I took my first four hours of flight training yesterday and today. Why, you may ask, wasn’t taking up motorcycle riding at age 61 enough? You may be surprised to learn that neither motorcycles nor flying have been passions I abided until retirement.
My late maternal grandfather, Mark White, always made fun of Eleanor Roosevelt’s distinctive voice, probably, as a conservative Republican just to rib my grandmother Deane, raised a moderate to liberal Democrat (they taught me first-hand about bipartisanship.) He did a pretty good imitation too, but I was far more influenced by one of the First Lady’s quotes my grandfather often used.
“Do one thing every day that scares you.”
Now, I assumed Mrs. Roosevelt’s meant “challenges,” “pushes,” even “discomforts.” Anyway, the saying resonated with me and I took it to heart.
I would have been happy just learning to ride the big bikes or even something smaller but after training to ride them, I realized it opened up a whole new world of challenges. Believe me, it is both humbling and exhilarating but never boring. You’re always a bit “scared” and the same is true of flying an airplane.
The same was true of my approach during four decades of leading Destination Marketing Organizations (DMOs.) Becoming qualified for the job was a never-ending process of change and growth both for me, the organization and the three communities I represented. I woke up every morning determined to push myself by doing things outside my comfort zone.
Not everyone in similar positions goes at it with zeal, passion or never-ending drive to improve and grow. Many in the same profession appear satisfied to practice community marketing today, just as I did when I first started out in the early 1970s and apparently that’s what works for some communities.
Fortunately for Durham, though, some do - including my successor, who as I observed over 20 years of working together, goes about the job in the same way albeit, much to the relief of some I’m sure, with a very different personal style.
Flying has always seemed romantic to me but in a historical sense. I love old airplanes and air museums but I always seemed to get more than a bite nauseous on amusement park rides as well as during occasional flight seeing over the years.
Never a Fremont County Fair went by, before or after I came along, without either my Dad dragging me up on a plane ride (that’s a 1935 souvenir of his first on the left,) always in a “tail-dragger” and from a very short St. Anthony, ID gravel strip.
Those who know I also grew up hearing stories about my Dad’s first cousin and best friend who was killed in action during WWII when as the tail-gunner his B-26 Marauder was shot down over Italy or watching as my uncle, just seven years older and a good friend growing up, flew fighter planes on more than 300 north missions over Vietnam, only to be killed flying for the DEA, might bethinking I could or should have taken a pass on learning to fly, right?

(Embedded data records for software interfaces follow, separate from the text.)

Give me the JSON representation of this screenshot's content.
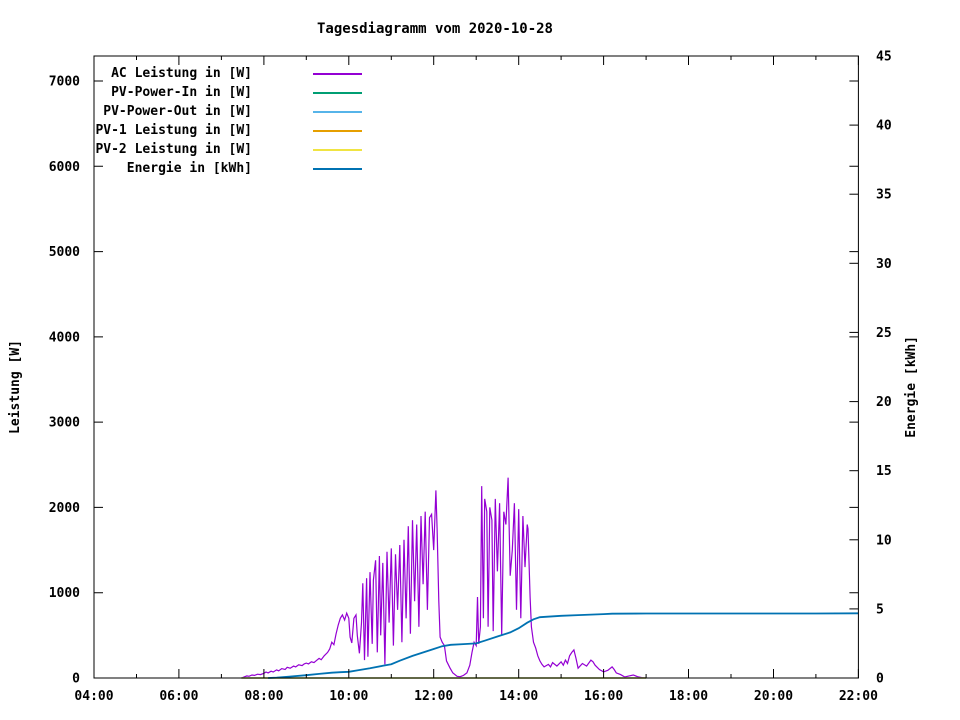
{
  "chart_data": {
    "type": "line",
    "title": "Tagesdiagramm vom 2020-10-28",
    "ylabel": "Leistung [W]",
    "y2label": "Energie [kWh]",
    "grid": false,
    "legend_position": "top-left-inside",
    "x_axis": {
      "unit": "time",
      "range_hours": [
        4,
        22
      ],
      "major_ticks": [
        {
          "hour": 4,
          "label": "04:00"
        },
        {
          "hour": 6,
          "label": "06:00"
        },
        {
          "hour": 8,
          "label": "08:00"
        },
        {
          "hour": 10,
          "label": "10:00"
        },
        {
          "hour": 12,
          "label": "12:00"
        },
        {
          "hour": 14,
          "label": "14:00"
        },
        {
          "hour": 16,
          "label": "16:00"
        },
        {
          "hour": 18,
          "label": "18:00"
        },
        {
          "hour": 20,
          "label": "20:00"
        },
        {
          "hour": 22,
          "label": "22:00"
        }
      ],
      "minor_tick_hours": [
        5,
        7,
        9,
        11,
        13,
        15,
        17,
        19,
        21
      ]
    },
    "y_axis": {
      "range": [
        0,
        7300
      ],
      "tick_values": [
        0,
        1000,
        2000,
        3000,
        4000,
        5000,
        6000,
        7000
      ],
      "tick_labels": [
        "0",
        "1000",
        "2000",
        "3000",
        "4000",
        "5000",
        "6000",
        "7000"
      ]
    },
    "y2_axis": {
      "range": [
        0,
        45
      ],
      "tick_values": [
        0,
        5,
        10,
        15,
        20,
        25,
        30,
        35,
        40,
        45
      ],
      "tick_labels": [
        "0",
        "5",
        "10",
        "15",
        "20",
        "25",
        "30",
        "35",
        "40",
        "45"
      ]
    },
    "series": [
      {
        "name": "AC Leistung in [W]",
        "color": "#9400d3",
        "axis": "y1",
        "stroke_width": 1.2,
        "points": [
          [
            7.47,
            0
          ],
          [
            7.55,
            15
          ],
          [
            7.6,
            25
          ],
          [
            7.65,
            20
          ],
          [
            7.72,
            35
          ],
          [
            7.78,
            30
          ],
          [
            7.85,
            45
          ],
          [
            7.92,
            40
          ],
          [
            8.0,
            55
          ],
          [
            8.05,
            70
          ],
          [
            8.1,
            60
          ],
          [
            8.17,
            80
          ],
          [
            8.22,
            70
          ],
          [
            8.3,
            95
          ],
          [
            8.35,
            85
          ],
          [
            8.42,
            110
          ],
          [
            8.5,
            100
          ],
          [
            8.55,
            125
          ],
          [
            8.62,
            115
          ],
          [
            8.7,
            140
          ],
          [
            8.75,
            130
          ],
          [
            8.82,
            155
          ],
          [
            8.9,
            145
          ],
          [
            8.95,
            165
          ],
          [
            9.0,
            175
          ],
          [
            9.05,
            165
          ],
          [
            9.12,
            190
          ],
          [
            9.18,
            180
          ],
          [
            9.25,
            210
          ],
          [
            9.3,
            230
          ],
          [
            9.35,
            215
          ],
          [
            9.42,
            260
          ],
          [
            9.5,
            300
          ],
          [
            9.55,
            340
          ],
          [
            9.6,
            420
          ],
          [
            9.65,
            390
          ],
          [
            9.7,
            520
          ],
          [
            9.75,
            620
          ],
          [
            9.8,
            700
          ],
          [
            9.85,
            740
          ],
          [
            9.9,
            680
          ],
          [
            9.95,
            760
          ],
          [
            10.0,
            700
          ],
          [
            10.03,
            480
          ],
          [
            10.07,
            410
          ],
          [
            10.12,
            700
          ],
          [
            10.17,
            740
          ],
          [
            10.2,
            500
          ],
          [
            10.25,
            290
          ],
          [
            10.3,
            650
          ],
          [
            10.33,
            1110
          ],
          [
            10.37,
            210
          ],
          [
            10.42,
            1170
          ],
          [
            10.45,
            250
          ],
          [
            10.5,
            1240
          ],
          [
            10.55,
            400
          ],
          [
            10.58,
            1150
          ],
          [
            10.63,
            1380
          ],
          [
            10.67,
            300
          ],
          [
            10.72,
            1430
          ],
          [
            10.75,
            500
          ],
          [
            10.8,
            1350
          ],
          [
            10.85,
            160
          ],
          [
            10.9,
            1480
          ],
          [
            10.95,
            650
          ],
          [
            11.0,
            1520
          ],
          [
            11.05,
            380
          ],
          [
            11.1,
            1450
          ],
          [
            11.15,
            800
          ],
          [
            11.2,
            1560
          ],
          [
            11.25,
            420
          ],
          [
            11.3,
            1620
          ],
          [
            11.35,
            700
          ],
          [
            11.4,
            1780
          ],
          [
            11.45,
            520
          ],
          [
            11.5,
            1850
          ],
          [
            11.55,
            900
          ],
          [
            11.6,
            1800
          ],
          [
            11.65,
            600
          ],
          [
            11.7,
            1900
          ],
          [
            11.75,
            1100
          ],
          [
            11.8,
            1950
          ],
          [
            11.85,
            800
          ],
          [
            11.9,
            1880
          ],
          [
            11.95,
            1920
          ],
          [
            12.0,
            1500
          ],
          [
            12.05,
            2200
          ],
          [
            12.08,
            1750
          ],
          [
            12.12,
            900
          ],
          [
            12.15,
            480
          ],
          [
            12.2,
            420
          ],
          [
            12.25,
            380
          ],
          [
            12.3,
            200
          ],
          [
            12.38,
            120
          ],
          [
            12.45,
            60
          ],
          [
            12.55,
            20
          ],
          [
            12.62,
            15
          ],
          [
            12.7,
            30
          ],
          [
            12.78,
            60
          ],
          [
            12.85,
            150
          ],
          [
            12.9,
            300
          ],
          [
            12.95,
            420
          ],
          [
            13.0,
            380
          ],
          [
            13.03,
            950
          ],
          [
            13.06,
            400
          ],
          [
            13.1,
            600
          ],
          [
            13.13,
            2250
          ],
          [
            13.17,
            700
          ],
          [
            13.2,
            2100
          ],
          [
            13.25,
            1950
          ],
          [
            13.28,
            600
          ],
          [
            13.32,
            2000
          ],
          [
            13.37,
            1850
          ],
          [
            13.4,
            550
          ],
          [
            13.45,
            2100
          ],
          [
            13.5,
            1250
          ],
          [
            13.55,
            2050
          ],
          [
            13.6,
            500
          ],
          [
            13.65,
            1950
          ],
          [
            13.7,
            1800
          ],
          [
            13.75,
            2350
          ],
          [
            13.8,
            1200
          ],
          [
            13.85,
            1500
          ],
          [
            13.9,
            2050
          ],
          [
            13.95,
            800
          ],
          [
            14.0,
            1980
          ],
          [
            14.05,
            700
          ],
          [
            14.1,
            1900
          ],
          [
            14.15,
            1300
          ],
          [
            14.2,
            1800
          ],
          [
            14.22,
            1750
          ],
          [
            14.27,
            950
          ],
          [
            14.3,
            600
          ],
          [
            14.35,
            420
          ],
          [
            14.4,
            350
          ],
          [
            14.45,
            260
          ],
          [
            14.5,
            200
          ],
          [
            14.55,
            160
          ],
          [
            14.6,
            130
          ],
          [
            14.7,
            160
          ],
          [
            14.75,
            130
          ],
          [
            14.8,
            180
          ],
          [
            14.9,
            140
          ],
          [
            15.0,
            190
          ],
          [
            15.05,
            150
          ],
          [
            15.1,
            210
          ],
          [
            15.15,
            170
          ],
          [
            15.2,
            260
          ],
          [
            15.25,
            300
          ],
          [
            15.3,
            330
          ],
          [
            15.35,
            230
          ],
          [
            15.4,
            115
          ],
          [
            15.5,
            170
          ],
          [
            15.6,
            140
          ],
          [
            15.7,
            210
          ],
          [
            15.75,
            190
          ],
          [
            15.8,
            150
          ],
          [
            15.9,
            100
          ],
          [
            16.0,
            72
          ],
          [
            16.1,
            90
          ],
          [
            16.2,
            130
          ],
          [
            16.25,
            100
          ],
          [
            16.3,
            60
          ],
          [
            16.4,
            40
          ],
          [
            16.5,
            12
          ],
          [
            16.6,
            25
          ],
          [
            16.7,
            35
          ],
          [
            16.8,
            15
          ],
          [
            16.9,
            5
          ],
          [
            17.0,
            0
          ]
        ]
      },
      {
        "name": "PV-Power-In in [W]",
        "color": "#009e73",
        "axis": "y1",
        "stroke_width": 1.2,
        "points": [
          [
            7.47,
            0
          ],
          [
            17.0,
            0
          ]
        ]
      },
      {
        "name": "PV-Power-Out in [W]",
        "color": "#56b4e9",
        "axis": "y1",
        "stroke_width": 1.2,
        "points": [
          [
            7.47,
            0
          ],
          [
            17.0,
            0
          ]
        ]
      },
      {
        "name": "PV-1 Leistung in [W]",
        "color": "#e69f00",
        "axis": "y1",
        "stroke_width": 1.2,
        "points": [
          [
            7.47,
            0
          ],
          [
            17.0,
            0
          ]
        ]
      },
      {
        "name": "PV-2 Leistung in [W]",
        "color": "#f0e442",
        "axis": "y1",
        "stroke_width": 1.2,
        "points": [
          [
            7.47,
            0
          ],
          [
            17.0,
            0
          ]
        ]
      },
      {
        "name": "Energie in [kWh]",
        "color": "#0072b2",
        "axis": "y2",
        "stroke_width": 1.8,
        "points": [
          [
            8.1,
            0
          ],
          [
            8.3,
            0.03
          ],
          [
            8.6,
            0.1
          ],
          [
            9.0,
            0.2
          ],
          [
            9.3,
            0.3
          ],
          [
            9.6,
            0.38
          ],
          [
            9.8,
            0.42
          ],
          [
            10.0,
            0.45
          ],
          [
            10.2,
            0.55
          ],
          [
            10.5,
            0.7
          ],
          [
            10.8,
            0.88
          ],
          [
            11.0,
            1.0
          ],
          [
            11.2,
            1.25
          ],
          [
            11.5,
            1.6
          ],
          [
            11.7,
            1.8
          ],
          [
            12.0,
            2.1
          ],
          [
            12.2,
            2.3
          ],
          [
            12.4,
            2.4
          ],
          [
            12.7,
            2.45
          ],
          [
            13.0,
            2.5
          ],
          [
            13.2,
            2.7
          ],
          [
            13.5,
            3.0
          ],
          [
            13.8,
            3.3
          ],
          [
            14.0,
            3.6
          ],
          [
            14.2,
            4.0
          ],
          [
            14.35,
            4.25
          ],
          [
            14.5,
            4.4
          ],
          [
            15.0,
            4.5
          ],
          [
            15.4,
            4.55
          ],
          [
            16.0,
            4.62
          ],
          [
            16.2,
            4.65
          ],
          [
            17.0,
            4.67
          ],
          [
            18.0,
            4.67
          ],
          [
            19.0,
            4.67
          ],
          [
            20.0,
            4.67
          ],
          [
            21.0,
            4.67
          ],
          [
            22.0,
            4.68
          ]
        ]
      }
    ]
  }
}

Perhaps, but it is a challenge and falls under “doing one thing a day that scares me. I’m also drawn to the challenge of seeing if I can master a whole new set of procedures, controls and techniques. Fortunately, while I still dislike amusement rides, flying a plane (knock on wood) doesn’t make me feel nauseous.
Just as I learned as a kid growing up, first riding and then even reading in the back seats of cars, for me, it all has to do with keeping my eyes focused, or at least I hope:-)
Maybe if I can learn to fly, I can circle back for my next challenge and master that old loop-a-plane without throwing up and make my late father proud? Nah, I’ll stick with learning to fly the real thing. Sorry Dad, it is a lot more tame!